BREVARD COUNTY, Fla. – Antonio Lamar Giles, a 32-year-old convicted felon, would steal from Brevard County and sell the stolen items in Orange County, according to Agent Jeremy Benton, the Brevard County sheriff's deputy who eventually arrested Giles.
"If you don't want to get caught, go where people don't know you," Benton said.
Jewelry, gold especially, was disappearing from homes by the pound. From one house alone, $14,000 worth of jewelry was stolen.
"A lot of them were family heirlooms," Benton said.
Benton said the M.O. was the same: the thief would knock on the door and when no one answered, kick in the door, ransack the house and leave with jewelry, electronics, even a gun.
Windover Farms in Titusville, directly across the street from the Brevard County Sheriff's Office North Precinct, was targeted.
"Right up the road, we spoke to a lady who thought she wouldn't get anything back," Benton said.
He was not hopeful either. Most jewelry cannot be easily identified or tracked because most people don't take pictures of it or place unique markings on it, Benton said.
Pawn shops are required by law to record serial numbers of all items taken in -- if they have visible serial numbers -- and enter them into a statewide database.
Only a few of the homeowners who'd been burglarized had kept proof of their serial numbers; most don't keep track of them, Benton said. He entered those into the statewide database.
One day last month, he got a hit.
An Xbox game console that had been stolen from Brevard County had been sold at a pawn shop in Orange County.
Benton traveled to the pawn shop and discovered the same person who'd sold the game console to the pawn shop had sold dozens of items more than 20 times in one month.
Benton said the person was Antonio Giles.
"It's really what broke the case open because a lot of these items, especially jewelry, is really hard to track," Benton said.
Benton then spent countless hours over the next few weeks driving back and forth between Orange and Brevard counties and to victims' homes to cross-reference the stolen jewelry and electronics.
He was able to build a case that put Giles in jail facing charges for several burglaries.
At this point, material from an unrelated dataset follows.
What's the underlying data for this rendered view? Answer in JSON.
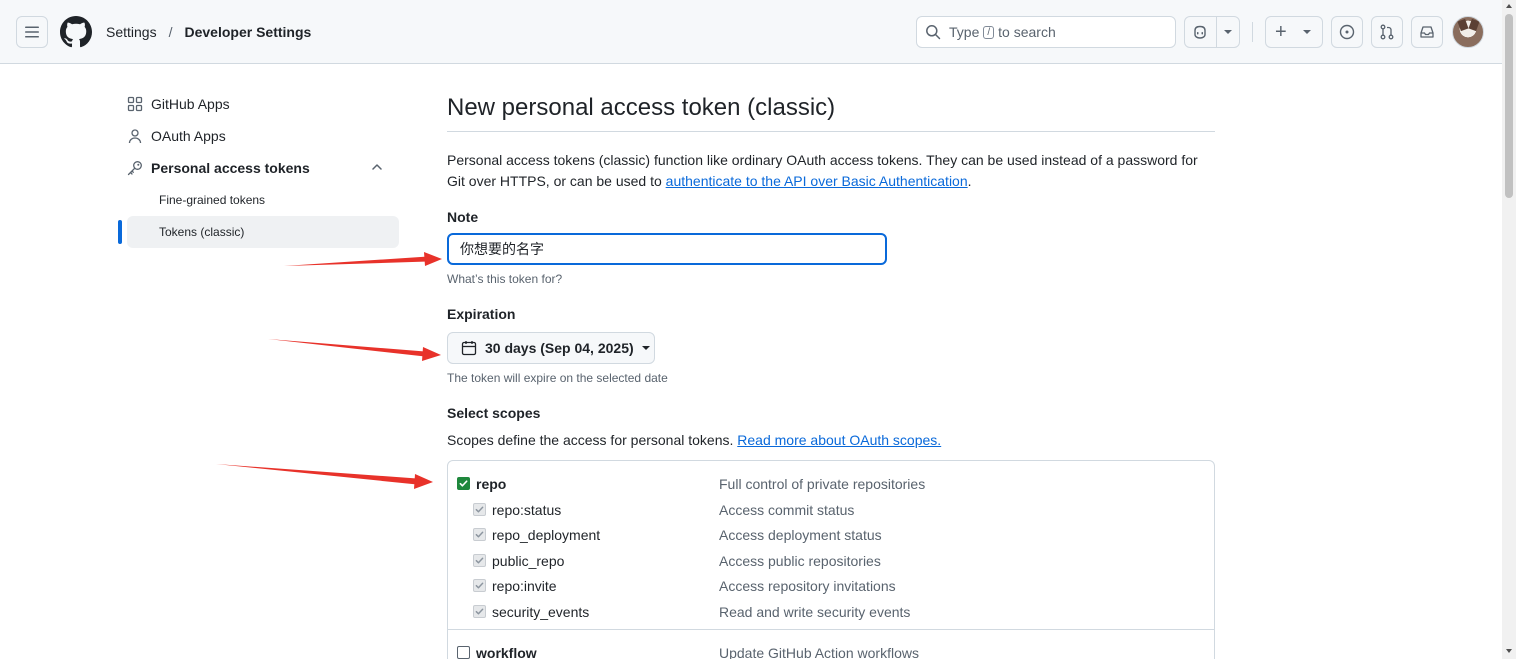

Detectives from other agencies are working to connect Giles with other burglaries.
Benton returned most of the stolen items to the victims -- one woman in particular.
"As soon as I showed her those photographs, her face lit up," Benton said. "I immediately knew without her saying anything that these items were hers, and she was shocked because she thought she'd never get them back."
Giles is in jail held on $170,000 bond.
Benton said recording serial numbers or etching unique numbers or markings onto jewelry is key to recovering it if it is ever stolen.
Benton said etching your driver's license number onto a personal belonging makes it easily identifiable by any law enforcement officer anywhere.
The stolen gun was never recovered. Benton believes it was sold on the street.